When I first decided to have a blog, I had a plan. I had it all in my head. What it would be called, how many times I would post, where I would share it, and what I would write about for each post. This is how most of my planning starts – whether creating a blog, planning special events, creating direct mail pieces, a full year development plan, or strategic plans – it all starts with the ideas in my head.
My latest plan is about this blog. As I provide some tips to start a plan, I’ll use where I am with this blog as a real life view of how these steps can be used. To be honest, I’ve already strayed from the plan, and I’m okay with that. It’s okay to stray. It’s not okay to ignore. These are the same steps I take to create plans for fundraising, too. I can utilize these with any type of plan I need to create. I simply have to start.
Tips to get started on your plan.
Write it out. Do not leave your plan in your head. What happens if you win the lottery and never show back up to work? (We can all dream, right?)
Having a written plan is more than having a document in a drawer for reference for the day you are no longer there. Writing it down helps you see the holes, the overlaps, and the attainable and unattainable tactics you want to use. The goals are spelled out. The actions are detailed. Get a calendar and write in by month or day the action steps. It’s amazing what happens when you start to see that you’ve scheduled everything for the end of year to happen all in the same week. You can then evaluate what can be done early, late, or at another time all together.
Plus, how can you convince others to join in making the plan a reality if all they have are your thoughts – where is the collaboration?
For my blog, I started with a launch date. I then decided I was going to post each week on one specific day. I wrote it all out…the dates, the ideas for the posts, the timeline. I kept my blog plan to a simple timeline with the concept of the blog in mind. So, what’s happened so far? The dates have all changed because I launched later than I originally thought I would. I’ve also changed to every other week instead of every week. The plan details have changed, but the goal has not. Life happens, and we have to adapt accordingly.
Plans must be attainable. Do not over promise in a plan.
The worst feeling in the world is looking at how you are doing in a plan and realizing you must have been on an “I am Wonder Woman” kick the day you wrote it out. We all want to be able to achieve our dreams and goals, but we get there sometimes slowly, sometimes quickly. When planning, it’s best to fall somewhere in the middle. For the blog, I mentioned before that I went from once a week to once every other week. That was more attainable for me at this point of my life. If you can’t be flexible then your plan may not be viable for you. For work, I often started with an entire year goal, then broke it down into quarters, and sometimes even months. The more I broke down the goal, the more attainable it became. There were also the goals that I broke down and realized they were simply not attainable at this time, but I knew I could utilize the plan to get close to the goal, so I did. Don’t let the larger goal scare you from realizing it could be attainable.

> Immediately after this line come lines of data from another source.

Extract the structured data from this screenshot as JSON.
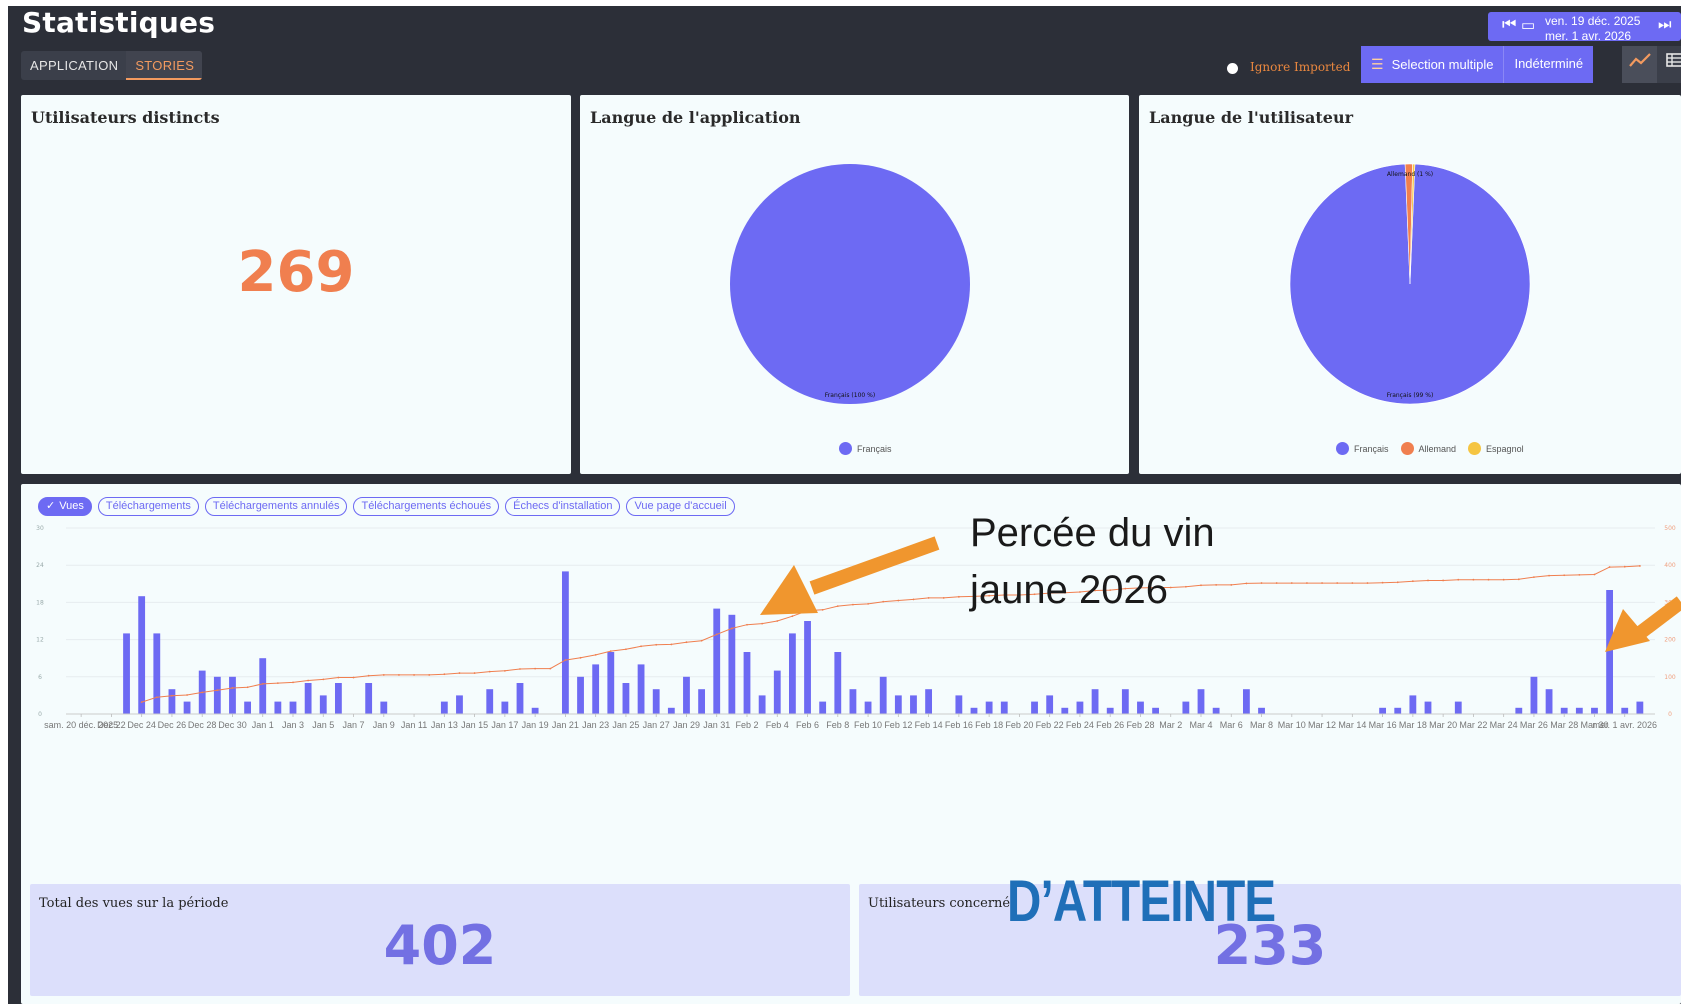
{
  "header": {
    "title": "Statistiques",
    "tabs": [
      {
        "label": "APPLICATION",
        "active": false
      },
      {
        "label": "STORIES",
        "active": true
      }
    ],
    "date_range": {
      "start": "ven. 19 déc. 2025",
      "end": "mer. 1 avr. 2026"
    },
    "ignore_imported_label": "Ignore Imported",
    "selection_button": "Selection multiple",
    "indeterminate_button": "Indéterminé",
    "view_toggles": [
      "chart-icon",
      "table-icon"
    ]
  },
  "cards": {
    "distinct_users": {
      "title": "Utilisateurs distincts",
      "value": "269"
    },
    "app_language": {
      "title": "Langue de l'application",
      "legend": [
        "Français"
      ]
    },
    "user_language": {
      "title": "Langue de l'utilisateur",
      "legend": [
        "Français",
        "Allemand",
        "Espagnol"
      ]
    }
  },
  "filters": {
    "chips": [
      {
        "label": "Vues",
        "selected": true
      },
      {
        "label": "Téléchargements",
        "selected": false
      },
      {
        "label": "Téléchargements annulés",
        "selected": false
      },
      {
        "label": "Téléchargements échoués",
        "selected": false
      },
      {
        "label": "Échecs d'installation",
        "selected": false
      },
      {
        "label": "Vue page d'accueil",
        "selected": false
      }
    ]
  },
  "totals": {
    "views": {
      "title": "Total des vues sur la période",
      "value": "402"
    },
    "users": {
      "title": "Utilisateurs concernés",
      "value": "233"
    }
  },
  "annotation": {
    "line1": "Percée du vin",
    "line2": "jaune 2026",
    "overlay": "D’ATTEINTE"
  },
  "colors": {
    "accent": "#6d6af3",
    "orange": "#f07f4f",
    "yellow": "#f5c542",
    "arrow": "#f0962e"
  },
  "chart_data": [
    {
      "type": "pie",
      "title": "Langue de l'application",
      "slices": [
        {
          "label": "Français",
          "value": 100
        }
      ],
      "slice_labels": [
        "Français (100 %)"
      ],
      "colors": [
        "#6d6af3"
      ]
    },
    {
      "type": "pie",
      "title": "Langue de l'utilisateur",
      "slices": [
        {
          "label": "Français",
          "value": 99
        },
        {
          "label": "Allemand",
          "value": 1
        },
        {
          "label": "Espagnol",
          "value": 0.3
        }
      ],
      "slice_labels": [
        "Français (99 %)",
        "Allemand (1 %)"
      ],
      "colors": [
        "#6d6af3",
        "#f07f4f",
        "#f5c542"
      ]
    },
    {
      "type": "bar",
      "series": [
        {
          "name": "Vues",
          "type": "bar",
          "color": "#6d6af3",
          "values": [
            0,
            0,
            0,
            13,
            19,
            13,
            4,
            2,
            7,
            6,
            6,
            2,
            9,
            2,
            2,
            5,
            3,
            5,
            0,
            5,
            2,
            0,
            0,
            0,
            2,
            3,
            0,
            4,
            2,
            5,
            1,
            0,
            23,
            6,
            8,
            10,
            5,
            8,
            4,
            1,
            6,
            4,
            17,
            16,
            10,
            3,
            7,
            13,
            15,
            2,
            10,
            4,
            2,
            6,
            3,
            3,
            4,
            0,
            3,
            1,
            2,
            2,
            0,
            2,
            3,
            1,
            2,
            4,
            1,
            4,
            2,
            1,
            0,
            2,
            4,
            1,
            0,
            4,
            1,
            0,
            0,
            0,
            0,
            0,
            0,
            0,
            1,
            1,
            3,
            2,
            0,
            2,
            0,
            0,
            0,
            1,
            6,
            4,
            1,
            1,
            1,
            20,
            1,
            2
          ]
        },
        {
          "name": "Cumul",
          "type": "line",
          "color": "#f07f4f",
          "axis": "right",
          "values": [
            0,
            0,
            0,
            13,
            32,
            45,
            49,
            51,
            58,
            64,
            70,
            72,
            81,
            83,
            85,
            90,
            93,
            98,
            98,
            103,
            105,
            105,
            105,
            105,
            107,
            110,
            110,
            114,
            116,
            121,
            122,
            122,
            145,
            151,
            159,
            169,
            174,
            182,
            186,
            187,
            193,
            197,
            214,
            230,
            240,
            243,
            250,
            263,
            278,
            280,
            290,
            294,
            296,
            302,
            305,
            308,
            312,
            312,
            315,
            316,
            318,
            320,
            320,
            322,
            325,
            326,
            328,
            332,
            333,
            337,
            339,
            340,
            340,
            342,
            346,
            347,
            347,
            351,
            352,
            352,
            352,
            352,
            352,
            352,
            352,
            352,
            353,
            354,
            357,
            359,
            359,
            361,
            361,
            361,
            361,
            362,
            368,
            372,
            373,
            374,
            375,
            395,
            396,
            398
          ]
        }
      ],
      "tick_labels": [
        "sam. 20 déc. 2025",
        "Dec 22",
        "Dec 24",
        "Dec 26",
        "Dec 28",
        "Dec 30",
        "Jan 1",
        "Jan 3",
        "Jan 5",
        "Jan 7",
        "Jan 9",
        "Jan 11",
        "Jan 13",
        "Jan 15",
        "Jan 17",
        "Jan 19",
        "Jan 21",
        "Jan 23",
        "Jan 25",
        "Jan 27",
        "Jan 29",
        "Jan 31",
        "Feb 2",
        "Feb 4",
        "Feb 6",
        "Feb 8",
        "Feb 10",
        "Feb 12",
        "Feb 14",
        "Feb 16",
        "Feb 18",
        "Feb 20",
        "Feb 22",
        "Feb 24",
        "Feb 26",
        "Feb 28",
        "Mar 2",
        "Mar 4",
        "Mar 6",
        "Mar 8",
        "Mar 10",
        "Mar 12",
        "Mar 14",
        "Mar 16",
        "Mar 18",
        "Mar 20",
        "Mar 22",
        "Mar 24",
        "Mar 26",
        "Mar 28",
        "Mar 30",
        "mer. 1 avr. 2026"
      ],
      "ylim_left": [
        0,
        30
      ],
      "yticks_left": [
        0,
        6,
        12,
        18,
        24,
        30
      ],
      "ylim_right": [
        0,
        500
      ],
      "yticks_right": [
        0,
        100,
        200,
        300,
        400,
        500
      ],
      "grid": true
    }
  ]
}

Use strategy to make your plan viable. Fundraising in a silo is not effective.
For the blog, my strategy is simply to offer my thoughts and create discussion around nonprofit management, specifically fundraising. Nothing too drastic or life changing, but something that is important to me and I have knowledge of from my career. With my plan, I wrote out topics that fit that strategy. It’s simple. Viable plans do not have to be complex.
For work, I created fundraising plans around the organization’s strategy. If you are not using your organization’s overall strategy and goals to set fundraising goals and tactics, you are fundraising in a silo. It’s much easier to raise money for programs that are part of the organization’s overall goal instead of the “pet projects” that one person wants funded. And if you work for a nonprofit in the development department and have never seen your organization’s strategic plan, ask for a copy. Most leadership will have no issue sharing the strategic plan with a staff member. Knowing the why behind your own plan is as imperative as knowing the how to attain the goal.
Follow and Review the plan. Don’t forget about the plan.
You’ve written it out. It flows with your organization’s strategy. Use the plan!
Weekly, I look at my planned calendar of posts. I mentioned before, I’ve already strayed from the plan. I realized I didn’t have a post about planning, so here we are. The great realization is the other information in my plan is still viable. I’m sure some posts will be deleted and changed along the way, but the overall plan to post on April 16 still happened.
For work, when you follow the plan, you will not fall for the “shiny new fundraising idea” that will be suggested to you. That’s not to say that new idea isn’t fruitful. It may simply need to be added to the plan in an effective way. You also must review the plan. There are parts that may not work when it comes down to execution. Scrap it and add the “new shiny idea”. Often times, strategy changes, so the fundraising plan needs to change as well. After trying part of the plan and reviewing the outcome of that one action, you may realize that it will be more beneficial to try a different tactic next time. Don’t waste your time on ineffective actions. Utilize the plan as your guide, not your rules.
For a quick review, here are my four tips for plans:
4. Follow and Review
If you’ve never written a plan before, start with these basics and the rest will come together. A quick search of fundraising development plans will lead you to a number of articles with the best ways to create a plan. Here’s one of my favorites from The Fundraising Authority.
Whether you prefer a calendar, a document, a storyboard, or a spreadsheet, having a plan with attainable and viable goals is essential to success.
GO FORTH AND PLAN!